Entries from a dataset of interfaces
● ● ● ●

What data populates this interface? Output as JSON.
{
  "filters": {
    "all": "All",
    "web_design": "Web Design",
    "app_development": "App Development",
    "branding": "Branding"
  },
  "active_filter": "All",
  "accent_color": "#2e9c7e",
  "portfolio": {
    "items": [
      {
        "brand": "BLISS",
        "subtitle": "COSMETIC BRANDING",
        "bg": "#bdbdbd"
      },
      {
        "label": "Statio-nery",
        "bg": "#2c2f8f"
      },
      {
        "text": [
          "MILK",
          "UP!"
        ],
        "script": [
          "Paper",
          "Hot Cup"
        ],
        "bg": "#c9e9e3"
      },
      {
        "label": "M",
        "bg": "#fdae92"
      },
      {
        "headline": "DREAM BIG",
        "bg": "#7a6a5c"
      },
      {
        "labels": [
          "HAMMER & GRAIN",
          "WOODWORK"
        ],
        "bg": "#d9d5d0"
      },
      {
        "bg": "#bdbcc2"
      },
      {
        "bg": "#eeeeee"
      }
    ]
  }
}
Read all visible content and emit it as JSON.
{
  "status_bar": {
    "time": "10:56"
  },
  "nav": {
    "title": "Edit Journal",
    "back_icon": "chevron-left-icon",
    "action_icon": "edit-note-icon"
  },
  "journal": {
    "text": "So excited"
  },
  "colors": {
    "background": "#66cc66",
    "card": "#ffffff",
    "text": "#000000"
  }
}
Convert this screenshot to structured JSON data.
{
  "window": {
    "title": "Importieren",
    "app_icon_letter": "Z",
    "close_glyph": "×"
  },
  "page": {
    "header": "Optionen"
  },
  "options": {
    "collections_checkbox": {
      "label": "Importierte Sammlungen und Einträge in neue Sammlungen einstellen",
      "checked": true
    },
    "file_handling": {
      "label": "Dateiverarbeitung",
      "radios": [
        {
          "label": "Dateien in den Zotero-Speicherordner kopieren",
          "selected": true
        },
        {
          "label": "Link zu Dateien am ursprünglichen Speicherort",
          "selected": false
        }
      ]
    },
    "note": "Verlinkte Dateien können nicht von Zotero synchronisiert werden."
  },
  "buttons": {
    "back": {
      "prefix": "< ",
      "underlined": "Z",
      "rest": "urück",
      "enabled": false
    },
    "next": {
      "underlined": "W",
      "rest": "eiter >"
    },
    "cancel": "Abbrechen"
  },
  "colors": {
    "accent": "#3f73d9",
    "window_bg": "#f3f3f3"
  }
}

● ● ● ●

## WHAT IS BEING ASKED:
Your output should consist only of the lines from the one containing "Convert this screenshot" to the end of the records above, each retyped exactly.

## PROBLEM SOLUTION:
Convert this screenshot to structured JSON data.
{
  "window": {
    "title": "Importieren",
    "app_icon_letter": "Z",
    "close_glyph": "×"
  },
  "page": {
    "header": "Optionen"
  },
  "options": {
    "collections_checkbox": {
      "label": "Importierte Sammlungen und Einträge in neue Sammlungen einstellen",
      "checked": true
    },
    "file_handling": {
      "label": "Dateiverarbeitung",
      "radios": [
        {
          "label": "Dateien in den Zotero-Speicherordner kopieren",
          "selected": true
        },
        {
          "label": "Link zu Dateien am ursprünglichen Speicherort",
          "selected": false
        }
      ]
    },
    "note": "Verlinkte Dateien können nicht von Zotero synchronisiert werden."
  },
  "buttons": {
    "back": {
      "prefix": "< ",
      "underlined": "Z",
      "rest": "urück",
      "enabled": false
    },
    "next": {
      "underlined": "W",
      "rest": "eiter >"
    },
    "cancel": "Abbrechen"
  },
  "colors": {
    "accent": "#3f73d9",
    "window_bg": "#f3f3f3"
  }
}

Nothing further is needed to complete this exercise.